The answer, of course, is that maverick is a stupidly inappropriate word. We’re talking about a whole musical society of people who know each other, socialize, steal ideas from each other, influence each other, learn things from each other, bounce ideas off each other, develop musical styles and techniques collectively, just as musicians have always done for centuries. The specific ideas may be new in the history of classical music, but the types of interaction are anything but new, and anything but peculiar.
Musicologists, critics, and those who develop the musical discourse are reluctant to admit that this new music, this Downtown music, this postclassical music, is a separate musical practice that has broken away from the conventions of classical music and created its own norms. The maverick tradition they talk about is an oxymoron; these aren’t “lone dissenters,” they’re all dissenting together. These cattle aren’t off on their own, they’re cattle who simply formed their own herd somewhere else. These are not calves who’ve been separated from their mothers: on the contrary, they’re proud of their musical parentage and happy to tell you about it. These are not unbranded calves, but the brand name keeps changing: experimental, Downtown, new-music, and most recently postclassical.
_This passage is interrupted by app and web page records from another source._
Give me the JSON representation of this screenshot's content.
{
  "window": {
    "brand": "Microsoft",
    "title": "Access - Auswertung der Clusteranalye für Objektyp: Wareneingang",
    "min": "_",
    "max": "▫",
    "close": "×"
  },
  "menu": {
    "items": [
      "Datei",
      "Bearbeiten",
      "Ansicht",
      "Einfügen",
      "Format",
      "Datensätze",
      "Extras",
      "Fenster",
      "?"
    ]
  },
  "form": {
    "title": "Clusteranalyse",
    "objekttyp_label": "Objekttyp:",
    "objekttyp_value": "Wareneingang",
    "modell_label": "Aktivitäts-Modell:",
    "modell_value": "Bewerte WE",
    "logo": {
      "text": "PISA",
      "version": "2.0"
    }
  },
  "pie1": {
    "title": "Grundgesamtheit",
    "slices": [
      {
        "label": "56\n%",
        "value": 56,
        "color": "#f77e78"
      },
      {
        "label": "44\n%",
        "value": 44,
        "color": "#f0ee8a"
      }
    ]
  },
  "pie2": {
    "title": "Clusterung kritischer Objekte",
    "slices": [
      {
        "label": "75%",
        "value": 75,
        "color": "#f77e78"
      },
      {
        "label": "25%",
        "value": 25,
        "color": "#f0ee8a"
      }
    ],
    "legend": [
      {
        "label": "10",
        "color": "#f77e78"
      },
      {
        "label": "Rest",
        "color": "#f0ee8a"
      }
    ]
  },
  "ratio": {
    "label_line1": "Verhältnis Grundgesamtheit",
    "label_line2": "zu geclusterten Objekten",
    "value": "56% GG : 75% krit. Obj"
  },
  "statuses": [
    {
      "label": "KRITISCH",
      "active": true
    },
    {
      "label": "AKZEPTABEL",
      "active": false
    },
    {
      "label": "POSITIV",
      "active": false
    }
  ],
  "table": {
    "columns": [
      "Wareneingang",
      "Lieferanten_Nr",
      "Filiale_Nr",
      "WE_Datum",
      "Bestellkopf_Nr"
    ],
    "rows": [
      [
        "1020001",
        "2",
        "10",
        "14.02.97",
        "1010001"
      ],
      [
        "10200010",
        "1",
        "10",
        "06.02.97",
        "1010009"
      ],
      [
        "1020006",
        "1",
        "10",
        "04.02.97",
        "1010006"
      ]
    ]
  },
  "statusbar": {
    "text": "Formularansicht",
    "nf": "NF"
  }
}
Each term is disliked by a number of people, and any term that distinguishes people from what is considered normative is always problematic.
The thing that excites me about tonight’s concert is the opportunity it provides to think about collective aspects of creativity in a world whose thinking about art is organized around the Great Man phenomenon. Unfortunately, musicians take music history classes, and what they learn about are Great Men.
They see Chopin, but they don’t see John Field, from whom Chopin stole the idea for the Nocturne.
They see Beethoven, but they don’t see Hummel, whose F# minor Sonata was considered the most difficult in the world, so that Beethoven had to write the Hammerklavier to compete with it.
They see that in the 1780s Mozart and Haydn wrote the great works of the classical era, but they don’t see how, in the 1770s, both of them were stuck, until they met in 1780 and started stealing ideas from each other.
There is a reluctance in our culture to admit the extent to which creativity is a collective process, the result of ideas being filtered through many minds in contact with each other. The composers you’ll hear tonight are people who have been important in my own creative development. Perhaps I’ve been important in some of theirs. (For instance, anecdotally I can report that I once said in a newspaper that Bill Duckworth was the master of long pieces made up of short movements. His very next piece was in one long movement.) And we would be here all night if I allowed myself to mention the other 400 creative artists through whom we all share a myriad other multiply-branching connections. Perhaps you’ll think of us, in contrast with last night’s younger composers, as representing a particular historical era, a certain phase in the development of music after modernity. For me, tonight’s concert looks like the way music history does while it’s actually happening, rather than the way it looks fifty years later when the musicologists and performers have picked out the bits they like and made up stories about them. This is my story, and I’m sticking to it. So stay in the moment, and enjoy.Related